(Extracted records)
↓↓↓
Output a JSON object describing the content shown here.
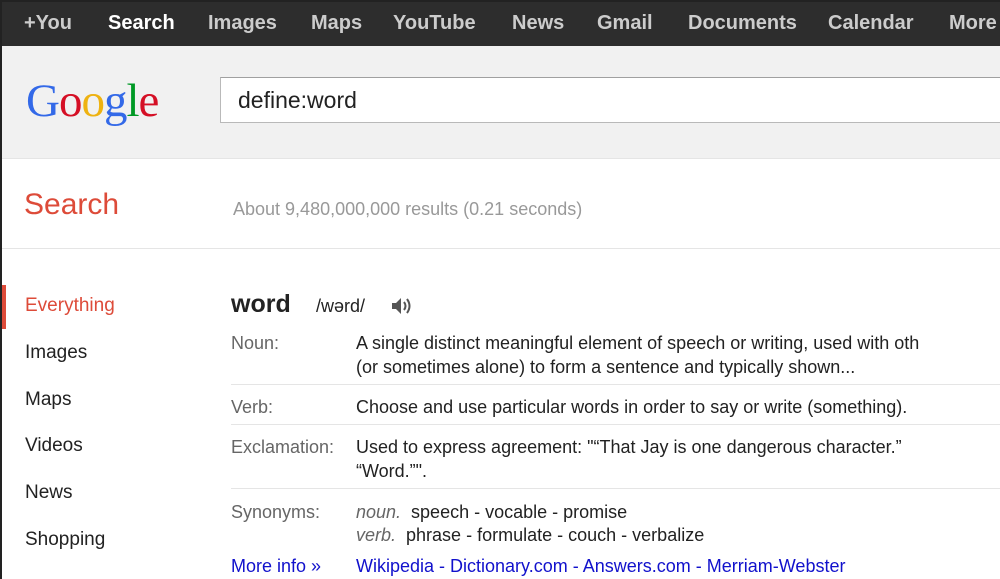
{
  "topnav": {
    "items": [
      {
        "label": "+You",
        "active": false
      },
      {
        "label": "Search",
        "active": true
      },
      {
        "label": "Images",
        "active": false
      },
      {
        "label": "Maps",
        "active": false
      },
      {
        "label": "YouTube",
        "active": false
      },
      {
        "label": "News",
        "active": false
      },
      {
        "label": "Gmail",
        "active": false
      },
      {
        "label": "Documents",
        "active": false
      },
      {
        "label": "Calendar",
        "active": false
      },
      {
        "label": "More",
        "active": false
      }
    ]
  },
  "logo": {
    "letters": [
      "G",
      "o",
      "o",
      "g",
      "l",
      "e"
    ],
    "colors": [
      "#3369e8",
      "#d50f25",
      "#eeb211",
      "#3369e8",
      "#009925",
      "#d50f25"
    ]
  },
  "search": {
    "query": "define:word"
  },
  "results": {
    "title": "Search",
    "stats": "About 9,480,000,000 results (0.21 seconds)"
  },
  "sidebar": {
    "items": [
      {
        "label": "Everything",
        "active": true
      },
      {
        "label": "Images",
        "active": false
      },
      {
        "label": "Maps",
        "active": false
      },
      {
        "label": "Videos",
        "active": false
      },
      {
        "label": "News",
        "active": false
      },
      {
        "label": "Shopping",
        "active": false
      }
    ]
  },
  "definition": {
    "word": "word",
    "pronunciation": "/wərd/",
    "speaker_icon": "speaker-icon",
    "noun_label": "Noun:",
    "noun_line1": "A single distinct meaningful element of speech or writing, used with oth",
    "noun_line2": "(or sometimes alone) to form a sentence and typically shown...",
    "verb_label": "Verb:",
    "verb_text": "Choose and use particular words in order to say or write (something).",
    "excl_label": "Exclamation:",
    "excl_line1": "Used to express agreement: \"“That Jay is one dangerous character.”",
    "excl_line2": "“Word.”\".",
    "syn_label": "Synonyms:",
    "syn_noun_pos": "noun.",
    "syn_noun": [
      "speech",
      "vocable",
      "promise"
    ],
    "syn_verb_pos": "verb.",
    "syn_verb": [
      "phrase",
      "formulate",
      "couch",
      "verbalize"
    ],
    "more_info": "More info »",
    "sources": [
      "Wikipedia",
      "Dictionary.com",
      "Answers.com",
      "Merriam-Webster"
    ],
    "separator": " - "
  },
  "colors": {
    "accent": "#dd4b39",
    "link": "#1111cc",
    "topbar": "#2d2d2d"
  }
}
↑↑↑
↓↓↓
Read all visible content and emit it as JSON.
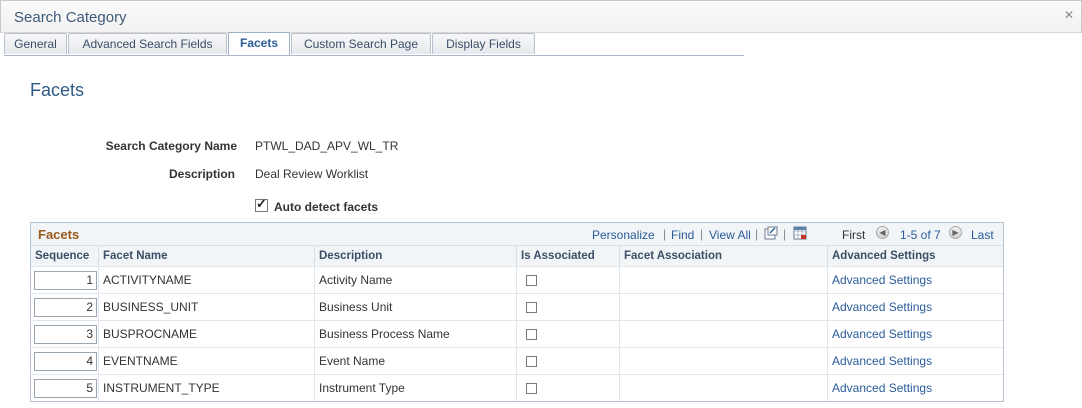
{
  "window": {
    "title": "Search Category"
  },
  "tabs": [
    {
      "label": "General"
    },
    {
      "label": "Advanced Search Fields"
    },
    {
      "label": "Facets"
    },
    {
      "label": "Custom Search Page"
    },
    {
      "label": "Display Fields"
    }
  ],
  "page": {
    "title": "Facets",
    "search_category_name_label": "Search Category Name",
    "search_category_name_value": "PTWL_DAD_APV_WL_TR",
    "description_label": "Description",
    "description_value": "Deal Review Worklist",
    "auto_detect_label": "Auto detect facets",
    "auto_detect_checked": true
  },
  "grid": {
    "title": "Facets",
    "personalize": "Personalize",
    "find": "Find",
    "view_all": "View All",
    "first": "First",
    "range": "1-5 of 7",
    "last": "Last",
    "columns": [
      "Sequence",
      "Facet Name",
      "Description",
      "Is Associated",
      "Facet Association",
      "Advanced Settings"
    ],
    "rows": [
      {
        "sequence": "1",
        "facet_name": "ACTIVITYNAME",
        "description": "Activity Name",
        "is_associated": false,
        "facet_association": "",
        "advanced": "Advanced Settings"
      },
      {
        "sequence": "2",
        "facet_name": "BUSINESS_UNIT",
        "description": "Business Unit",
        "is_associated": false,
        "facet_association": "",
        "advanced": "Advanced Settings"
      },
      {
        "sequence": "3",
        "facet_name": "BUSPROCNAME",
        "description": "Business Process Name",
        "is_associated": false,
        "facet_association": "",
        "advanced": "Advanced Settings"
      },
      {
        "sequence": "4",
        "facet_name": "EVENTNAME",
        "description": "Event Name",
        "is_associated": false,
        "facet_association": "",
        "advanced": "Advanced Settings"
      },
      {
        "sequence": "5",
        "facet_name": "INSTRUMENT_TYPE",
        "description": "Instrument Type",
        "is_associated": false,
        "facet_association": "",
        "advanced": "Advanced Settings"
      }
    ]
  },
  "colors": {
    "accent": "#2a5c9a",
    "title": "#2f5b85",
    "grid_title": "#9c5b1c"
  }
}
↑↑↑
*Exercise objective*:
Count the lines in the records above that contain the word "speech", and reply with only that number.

*Expected answer*:
2